____ Supplied entries
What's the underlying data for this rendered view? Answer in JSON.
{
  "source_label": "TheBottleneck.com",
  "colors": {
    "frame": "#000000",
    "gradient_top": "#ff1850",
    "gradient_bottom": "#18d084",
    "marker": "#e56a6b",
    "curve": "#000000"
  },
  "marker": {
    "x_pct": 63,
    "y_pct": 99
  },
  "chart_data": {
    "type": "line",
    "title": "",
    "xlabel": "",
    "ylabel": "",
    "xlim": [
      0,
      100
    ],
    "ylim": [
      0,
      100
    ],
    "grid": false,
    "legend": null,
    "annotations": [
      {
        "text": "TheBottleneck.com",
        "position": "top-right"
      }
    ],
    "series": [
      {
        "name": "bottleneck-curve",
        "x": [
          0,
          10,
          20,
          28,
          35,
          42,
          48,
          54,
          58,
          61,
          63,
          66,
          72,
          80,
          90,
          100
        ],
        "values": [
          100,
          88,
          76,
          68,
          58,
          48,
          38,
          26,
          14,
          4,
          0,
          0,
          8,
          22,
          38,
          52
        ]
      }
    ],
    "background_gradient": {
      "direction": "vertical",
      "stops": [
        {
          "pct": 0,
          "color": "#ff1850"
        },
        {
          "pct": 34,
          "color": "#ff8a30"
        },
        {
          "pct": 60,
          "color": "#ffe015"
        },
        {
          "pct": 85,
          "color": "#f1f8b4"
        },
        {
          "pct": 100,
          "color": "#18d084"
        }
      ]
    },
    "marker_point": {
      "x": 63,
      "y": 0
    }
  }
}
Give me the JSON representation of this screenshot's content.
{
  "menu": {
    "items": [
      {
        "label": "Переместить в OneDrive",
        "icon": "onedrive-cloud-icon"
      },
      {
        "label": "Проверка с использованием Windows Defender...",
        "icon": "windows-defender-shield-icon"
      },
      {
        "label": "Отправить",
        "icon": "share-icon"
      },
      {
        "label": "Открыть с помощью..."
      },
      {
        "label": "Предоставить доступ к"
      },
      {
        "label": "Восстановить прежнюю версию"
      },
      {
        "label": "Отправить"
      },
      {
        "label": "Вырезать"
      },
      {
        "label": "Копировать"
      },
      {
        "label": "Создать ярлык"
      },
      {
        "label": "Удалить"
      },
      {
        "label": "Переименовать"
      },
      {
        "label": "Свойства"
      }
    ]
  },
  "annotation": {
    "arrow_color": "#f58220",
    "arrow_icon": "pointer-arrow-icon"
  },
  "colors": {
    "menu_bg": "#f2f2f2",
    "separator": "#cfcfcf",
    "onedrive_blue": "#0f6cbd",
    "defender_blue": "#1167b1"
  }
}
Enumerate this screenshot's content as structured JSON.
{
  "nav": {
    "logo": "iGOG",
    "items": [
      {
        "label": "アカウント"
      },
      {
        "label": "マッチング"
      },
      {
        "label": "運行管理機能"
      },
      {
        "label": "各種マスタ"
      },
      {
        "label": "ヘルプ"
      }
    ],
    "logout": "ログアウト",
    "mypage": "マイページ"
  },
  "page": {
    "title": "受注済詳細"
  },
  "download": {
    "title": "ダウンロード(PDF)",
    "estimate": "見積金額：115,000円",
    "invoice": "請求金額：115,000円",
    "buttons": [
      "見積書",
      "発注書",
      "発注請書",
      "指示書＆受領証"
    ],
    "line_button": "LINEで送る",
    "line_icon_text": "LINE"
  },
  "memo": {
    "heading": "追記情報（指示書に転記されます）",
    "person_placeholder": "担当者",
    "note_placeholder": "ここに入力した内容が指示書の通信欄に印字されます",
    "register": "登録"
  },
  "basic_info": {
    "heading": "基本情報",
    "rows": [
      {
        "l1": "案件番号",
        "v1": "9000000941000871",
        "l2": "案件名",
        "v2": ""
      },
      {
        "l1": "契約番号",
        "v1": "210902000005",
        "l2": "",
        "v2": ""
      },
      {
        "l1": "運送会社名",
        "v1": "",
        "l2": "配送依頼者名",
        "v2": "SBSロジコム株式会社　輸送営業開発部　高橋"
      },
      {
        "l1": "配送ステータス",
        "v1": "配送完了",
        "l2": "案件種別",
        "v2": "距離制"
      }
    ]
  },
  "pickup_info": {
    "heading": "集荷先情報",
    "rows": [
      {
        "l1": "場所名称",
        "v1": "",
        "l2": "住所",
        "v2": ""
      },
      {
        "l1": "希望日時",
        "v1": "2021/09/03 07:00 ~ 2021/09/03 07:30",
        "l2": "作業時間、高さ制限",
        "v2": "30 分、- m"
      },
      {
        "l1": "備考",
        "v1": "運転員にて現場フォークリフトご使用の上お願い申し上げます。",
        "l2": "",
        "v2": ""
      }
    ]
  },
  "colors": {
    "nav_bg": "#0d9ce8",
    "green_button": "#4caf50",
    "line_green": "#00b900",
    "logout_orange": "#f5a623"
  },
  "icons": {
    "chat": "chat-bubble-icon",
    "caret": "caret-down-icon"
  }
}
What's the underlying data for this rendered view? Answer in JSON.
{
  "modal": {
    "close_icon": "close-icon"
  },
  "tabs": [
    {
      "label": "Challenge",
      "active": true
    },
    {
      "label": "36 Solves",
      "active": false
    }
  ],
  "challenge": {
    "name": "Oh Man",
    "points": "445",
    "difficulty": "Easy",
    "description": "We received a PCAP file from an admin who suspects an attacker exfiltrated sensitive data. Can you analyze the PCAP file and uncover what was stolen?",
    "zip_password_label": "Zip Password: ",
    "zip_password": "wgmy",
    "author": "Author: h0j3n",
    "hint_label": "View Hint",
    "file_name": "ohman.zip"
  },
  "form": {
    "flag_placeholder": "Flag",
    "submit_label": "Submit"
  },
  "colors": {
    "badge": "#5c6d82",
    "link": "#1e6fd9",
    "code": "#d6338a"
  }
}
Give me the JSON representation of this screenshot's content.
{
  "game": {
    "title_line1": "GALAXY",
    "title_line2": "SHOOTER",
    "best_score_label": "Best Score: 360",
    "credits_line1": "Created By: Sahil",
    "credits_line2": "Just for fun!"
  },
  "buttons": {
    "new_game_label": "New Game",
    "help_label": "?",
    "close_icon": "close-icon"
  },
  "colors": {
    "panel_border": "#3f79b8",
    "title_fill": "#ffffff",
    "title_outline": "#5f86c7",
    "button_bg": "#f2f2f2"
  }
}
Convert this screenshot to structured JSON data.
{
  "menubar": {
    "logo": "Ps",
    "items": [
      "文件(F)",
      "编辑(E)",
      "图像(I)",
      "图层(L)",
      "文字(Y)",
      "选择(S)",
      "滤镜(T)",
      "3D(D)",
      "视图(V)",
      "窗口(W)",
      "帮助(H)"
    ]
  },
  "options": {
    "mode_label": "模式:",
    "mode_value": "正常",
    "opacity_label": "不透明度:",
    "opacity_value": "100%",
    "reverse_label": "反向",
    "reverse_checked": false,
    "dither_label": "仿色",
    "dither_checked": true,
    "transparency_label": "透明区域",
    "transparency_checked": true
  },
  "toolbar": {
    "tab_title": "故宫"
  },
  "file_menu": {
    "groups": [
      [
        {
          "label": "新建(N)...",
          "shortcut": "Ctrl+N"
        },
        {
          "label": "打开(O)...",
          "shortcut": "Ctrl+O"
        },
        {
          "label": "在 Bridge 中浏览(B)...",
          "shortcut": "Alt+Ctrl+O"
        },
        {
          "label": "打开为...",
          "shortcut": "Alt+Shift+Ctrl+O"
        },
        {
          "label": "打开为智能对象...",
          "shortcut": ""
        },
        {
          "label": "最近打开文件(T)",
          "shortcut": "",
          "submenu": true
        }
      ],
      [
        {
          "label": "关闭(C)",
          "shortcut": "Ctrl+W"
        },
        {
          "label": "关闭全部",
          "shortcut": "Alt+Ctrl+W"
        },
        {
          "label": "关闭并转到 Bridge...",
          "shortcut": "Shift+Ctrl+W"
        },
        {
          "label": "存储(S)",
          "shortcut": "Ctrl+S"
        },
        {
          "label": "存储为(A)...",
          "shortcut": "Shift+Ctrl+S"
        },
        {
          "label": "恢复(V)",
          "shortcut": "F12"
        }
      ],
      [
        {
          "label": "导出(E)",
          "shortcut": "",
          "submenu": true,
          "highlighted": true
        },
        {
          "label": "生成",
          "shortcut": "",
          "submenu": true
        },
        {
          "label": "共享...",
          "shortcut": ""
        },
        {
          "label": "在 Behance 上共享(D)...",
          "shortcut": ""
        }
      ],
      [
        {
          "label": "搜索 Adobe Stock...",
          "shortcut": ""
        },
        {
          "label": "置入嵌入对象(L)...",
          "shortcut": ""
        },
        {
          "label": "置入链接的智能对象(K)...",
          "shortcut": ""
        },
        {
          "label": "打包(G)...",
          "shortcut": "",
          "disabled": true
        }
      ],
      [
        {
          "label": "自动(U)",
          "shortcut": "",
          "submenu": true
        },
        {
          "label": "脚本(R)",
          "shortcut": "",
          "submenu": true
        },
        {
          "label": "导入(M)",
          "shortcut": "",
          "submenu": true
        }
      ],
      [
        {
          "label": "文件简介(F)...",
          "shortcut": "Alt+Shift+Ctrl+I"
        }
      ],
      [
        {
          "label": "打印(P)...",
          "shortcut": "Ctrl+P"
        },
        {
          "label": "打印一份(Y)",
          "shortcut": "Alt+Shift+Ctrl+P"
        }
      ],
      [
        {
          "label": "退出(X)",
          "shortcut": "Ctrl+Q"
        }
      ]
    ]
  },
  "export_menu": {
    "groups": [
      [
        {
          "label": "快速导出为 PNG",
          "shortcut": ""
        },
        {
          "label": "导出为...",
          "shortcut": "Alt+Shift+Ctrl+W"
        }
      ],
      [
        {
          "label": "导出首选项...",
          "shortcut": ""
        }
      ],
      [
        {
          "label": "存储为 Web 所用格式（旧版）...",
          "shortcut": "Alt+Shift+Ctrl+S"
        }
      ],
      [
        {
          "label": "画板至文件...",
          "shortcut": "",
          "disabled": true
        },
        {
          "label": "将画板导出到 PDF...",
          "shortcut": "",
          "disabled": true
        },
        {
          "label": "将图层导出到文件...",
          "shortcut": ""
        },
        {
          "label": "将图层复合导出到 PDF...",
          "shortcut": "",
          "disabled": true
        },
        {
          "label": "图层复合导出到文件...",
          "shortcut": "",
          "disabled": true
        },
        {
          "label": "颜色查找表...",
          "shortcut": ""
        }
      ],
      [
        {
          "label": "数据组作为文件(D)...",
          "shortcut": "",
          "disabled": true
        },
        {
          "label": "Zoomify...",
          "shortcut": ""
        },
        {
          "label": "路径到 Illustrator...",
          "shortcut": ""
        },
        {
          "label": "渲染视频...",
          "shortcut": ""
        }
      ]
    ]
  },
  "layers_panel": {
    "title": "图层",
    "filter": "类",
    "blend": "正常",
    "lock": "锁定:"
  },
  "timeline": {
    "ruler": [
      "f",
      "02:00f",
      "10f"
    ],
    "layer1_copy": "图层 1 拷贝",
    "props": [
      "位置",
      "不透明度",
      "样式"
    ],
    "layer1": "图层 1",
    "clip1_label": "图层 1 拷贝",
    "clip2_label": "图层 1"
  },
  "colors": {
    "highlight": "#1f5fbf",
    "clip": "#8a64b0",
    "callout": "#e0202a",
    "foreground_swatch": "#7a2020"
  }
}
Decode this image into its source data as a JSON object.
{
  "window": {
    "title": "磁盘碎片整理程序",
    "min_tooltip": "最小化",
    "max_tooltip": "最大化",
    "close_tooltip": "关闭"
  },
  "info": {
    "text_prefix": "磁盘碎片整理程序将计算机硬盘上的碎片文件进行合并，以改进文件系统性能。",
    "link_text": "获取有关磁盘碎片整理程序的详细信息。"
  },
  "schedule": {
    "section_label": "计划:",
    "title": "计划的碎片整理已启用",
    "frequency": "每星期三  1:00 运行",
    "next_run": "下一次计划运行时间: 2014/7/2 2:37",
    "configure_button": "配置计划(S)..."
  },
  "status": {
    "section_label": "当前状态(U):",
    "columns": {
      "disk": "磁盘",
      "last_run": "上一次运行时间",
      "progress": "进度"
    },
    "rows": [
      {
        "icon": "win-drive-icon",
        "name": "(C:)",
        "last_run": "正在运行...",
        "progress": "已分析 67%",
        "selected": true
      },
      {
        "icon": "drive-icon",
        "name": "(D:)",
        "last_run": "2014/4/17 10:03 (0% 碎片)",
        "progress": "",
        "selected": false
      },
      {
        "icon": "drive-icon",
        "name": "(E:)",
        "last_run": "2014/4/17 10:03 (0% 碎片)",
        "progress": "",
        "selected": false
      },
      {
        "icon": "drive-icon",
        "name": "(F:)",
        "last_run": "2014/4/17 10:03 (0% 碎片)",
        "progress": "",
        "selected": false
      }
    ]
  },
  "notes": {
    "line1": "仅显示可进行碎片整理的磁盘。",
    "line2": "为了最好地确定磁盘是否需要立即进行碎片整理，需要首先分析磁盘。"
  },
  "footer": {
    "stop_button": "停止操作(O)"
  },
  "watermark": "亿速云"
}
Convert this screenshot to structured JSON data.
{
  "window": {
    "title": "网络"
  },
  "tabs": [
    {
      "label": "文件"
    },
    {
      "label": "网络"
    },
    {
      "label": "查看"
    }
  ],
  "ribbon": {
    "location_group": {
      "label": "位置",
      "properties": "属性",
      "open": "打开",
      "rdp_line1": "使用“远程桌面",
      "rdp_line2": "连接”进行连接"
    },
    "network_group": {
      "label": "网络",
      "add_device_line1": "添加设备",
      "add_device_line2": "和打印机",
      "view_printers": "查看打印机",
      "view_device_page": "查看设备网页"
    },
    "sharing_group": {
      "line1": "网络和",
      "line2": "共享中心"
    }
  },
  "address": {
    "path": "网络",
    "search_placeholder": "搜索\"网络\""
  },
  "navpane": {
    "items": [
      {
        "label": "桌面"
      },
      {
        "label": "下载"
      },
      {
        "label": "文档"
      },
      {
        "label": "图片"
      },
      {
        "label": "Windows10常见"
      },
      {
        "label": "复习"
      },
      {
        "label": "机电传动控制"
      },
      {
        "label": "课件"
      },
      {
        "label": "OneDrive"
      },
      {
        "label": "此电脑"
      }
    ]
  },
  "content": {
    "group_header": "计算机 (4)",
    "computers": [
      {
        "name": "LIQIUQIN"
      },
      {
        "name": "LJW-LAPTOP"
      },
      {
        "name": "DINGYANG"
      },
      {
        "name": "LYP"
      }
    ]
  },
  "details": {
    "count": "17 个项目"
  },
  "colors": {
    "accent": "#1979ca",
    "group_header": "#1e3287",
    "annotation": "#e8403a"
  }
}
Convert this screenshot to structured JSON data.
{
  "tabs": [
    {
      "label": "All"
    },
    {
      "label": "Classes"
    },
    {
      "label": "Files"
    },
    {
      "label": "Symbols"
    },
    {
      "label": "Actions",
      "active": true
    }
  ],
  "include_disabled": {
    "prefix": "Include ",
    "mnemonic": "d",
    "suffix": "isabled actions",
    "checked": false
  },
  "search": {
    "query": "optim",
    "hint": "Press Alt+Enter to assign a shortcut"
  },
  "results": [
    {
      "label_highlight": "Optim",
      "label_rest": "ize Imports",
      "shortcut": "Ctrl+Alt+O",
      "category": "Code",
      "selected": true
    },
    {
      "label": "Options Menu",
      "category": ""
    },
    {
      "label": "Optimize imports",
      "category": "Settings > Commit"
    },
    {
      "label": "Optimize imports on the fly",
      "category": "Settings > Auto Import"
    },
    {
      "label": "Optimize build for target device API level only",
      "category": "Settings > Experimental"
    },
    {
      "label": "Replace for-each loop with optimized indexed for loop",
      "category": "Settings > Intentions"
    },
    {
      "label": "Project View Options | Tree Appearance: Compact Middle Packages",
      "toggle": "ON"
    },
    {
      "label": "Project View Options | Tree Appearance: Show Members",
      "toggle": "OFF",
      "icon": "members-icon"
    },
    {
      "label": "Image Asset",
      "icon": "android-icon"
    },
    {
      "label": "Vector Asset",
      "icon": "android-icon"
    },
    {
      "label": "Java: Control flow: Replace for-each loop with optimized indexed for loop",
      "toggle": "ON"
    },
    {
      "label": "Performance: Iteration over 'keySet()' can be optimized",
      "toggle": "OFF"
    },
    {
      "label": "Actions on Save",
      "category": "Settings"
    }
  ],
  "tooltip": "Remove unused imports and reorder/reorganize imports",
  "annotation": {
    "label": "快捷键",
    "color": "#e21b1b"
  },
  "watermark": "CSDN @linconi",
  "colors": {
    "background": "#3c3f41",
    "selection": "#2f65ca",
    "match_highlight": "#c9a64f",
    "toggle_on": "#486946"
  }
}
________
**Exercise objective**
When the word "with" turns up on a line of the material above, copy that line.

**Solved problem**
      "label": "Replace for-each loop with optimized indexed for loop",
      "label": "Java: Control flow: Replace for-each loop with optimized indexed for loop",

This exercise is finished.